‘Cat’ has been used as a term in popular music since the Jazz years of the 1920’s. Revered by the ancient Egyptians, cats have a mystique and grace all over their own – no wonder these independent and mysterious animals became such a byword for ‘Cool’ in music from Hep Cats, jazz be-boppers of the ‘40s, and right through into 1950’s Rock’n’Roll.
Howdy folks! Here we go for another fortnight’s batch of favorites. 1947, Capitol studios, Hollywood, California, the MILO TWINS and the classic duet “Truck Driver’s Boogie” (78rpm). Later on I will give you everything I know of the Milo Twins, who disappeared shortly afterwards. Then on 4 Star: AL VAUGHN and his great midtempo “She’s An Oakie”, from 1950-51. From Texas, 1952, we can listen to another classic (originally Harry Choates’ on Gold Star), “Cattin’ Around”, Western swing style, by CHARLIE ADAMS (Columbia). His story is also can be traced on this blogsite. Texas too, and a phenomenon: BILL MACK, D.J. in Beaumont, had many sides on Starday. I’ve chosen “Play My Boogie” (fabulous piano) from 1953. Cisco, Texas, on the Rose label, from 1955; a transition between Hillbilly Bop and Rockabilly, “Have You Heard The Gossip” by CHARLIE BROWN. Finally, a much later disc on the Solar label (could be as well from 1959 to 1962!), nice Country-rock by LEE EDMOND, “When I’m Alone”. Anyone has got details? Enjoy the music, comments welcome!

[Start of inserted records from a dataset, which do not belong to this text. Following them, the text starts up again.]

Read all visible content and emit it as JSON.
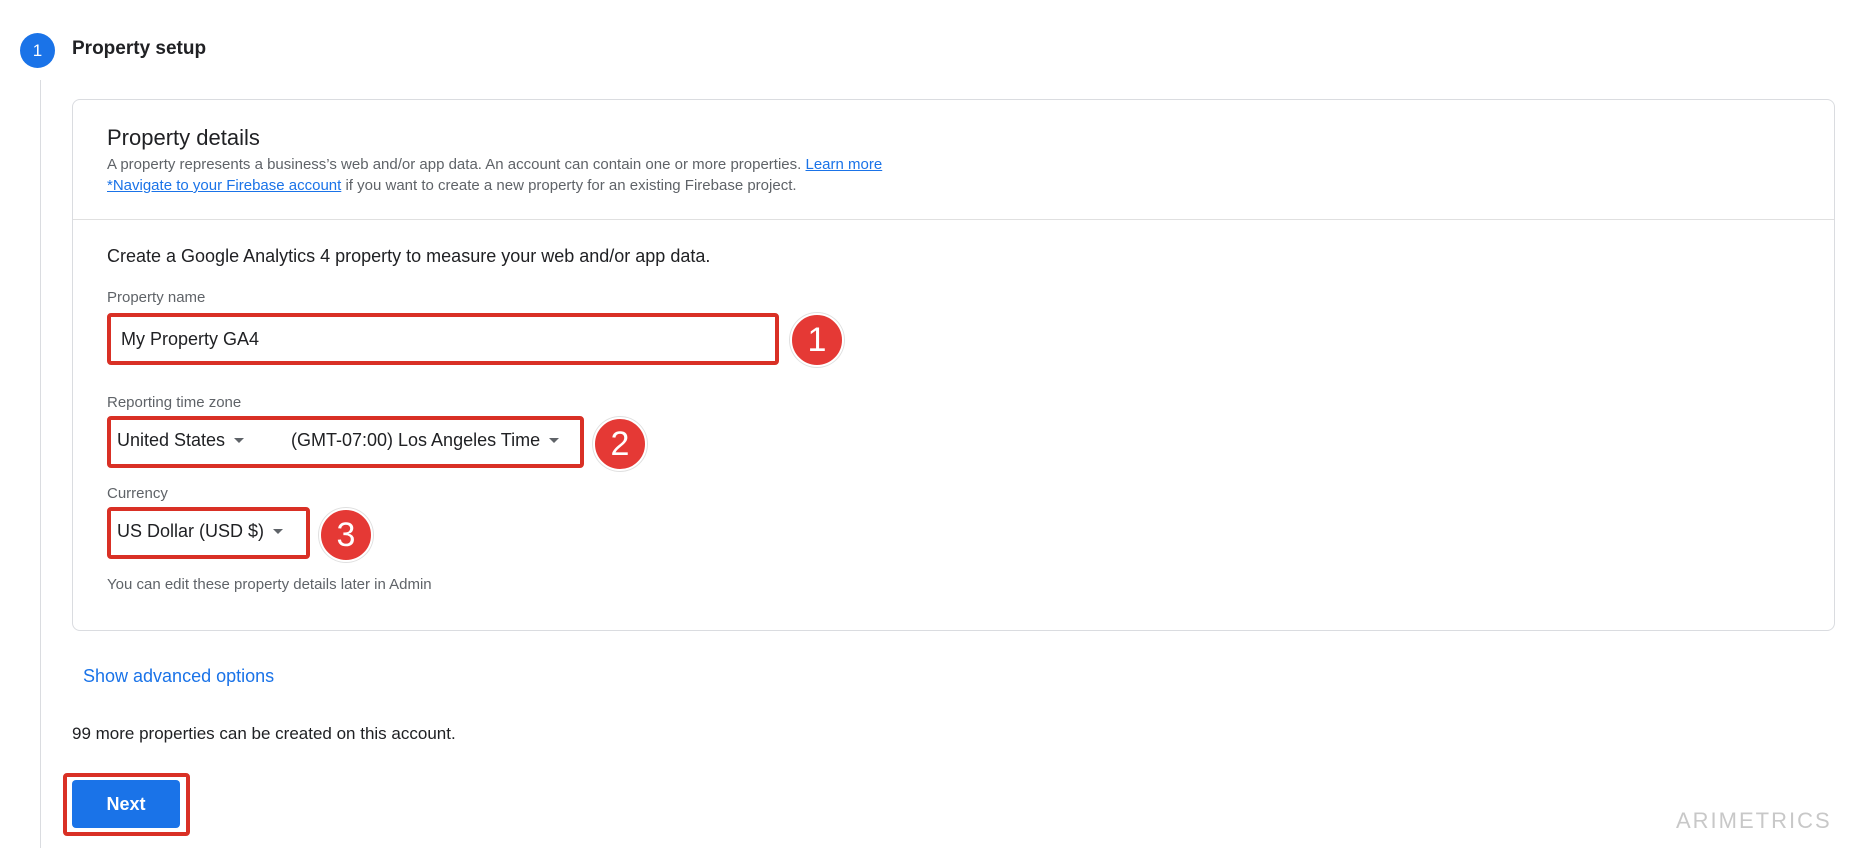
{
  "step": {
    "number": "1",
    "title": "Property setup"
  },
  "card": {
    "title": "Property details",
    "description_1": "A property represents a business’s web and/or app data. An account can contain one or more properties.",
    "learn_more": "Learn more",
    "firebase_link": "*Navigate to your Firebase account",
    "description_2": " if you want to create a new property for an existing Firebase project."
  },
  "form": {
    "intro": "Create a Google Analytics 4 property to measure your web and/or app data.",
    "property_name_label": "Property name",
    "property_name_value": "My Property GA4",
    "timezone_label": "Reporting time zone",
    "country": "United States",
    "timezone": "(GMT-07:00) Los Angeles Time",
    "currency_label": "Currency",
    "currency": "US Dollar (USD $)",
    "hint": "You can edit these property details later in Admin"
  },
  "annotations": [
    "1",
    "2",
    "3"
  ],
  "advanced_options": "Show advanced options",
  "remaining_text": "99 more properties can be created on this account.",
  "next_button": "Next",
  "watermark": "ARIMETRICS",
  "colors": {
    "accent": "#1a73e8",
    "highlight": "#d93025",
    "badge": "#e53935"
  }
}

If Charlie Adams is mentioned these days, it’s usually in passing – as a footnote, likely connected to the fact that he toured with Hank Williams on the latter’s Texas swing in December 1952. However, though he never enjoyed a major hit nor became a household name, Charlie Adams & His Western All-Stars were a popular presence on the Southwestern dance hall and recording scene in the early-to-mid-1950s and left an enduring and engaging legacy of recordings before Adams bowed out of music in favor of family later in the decade. (more…)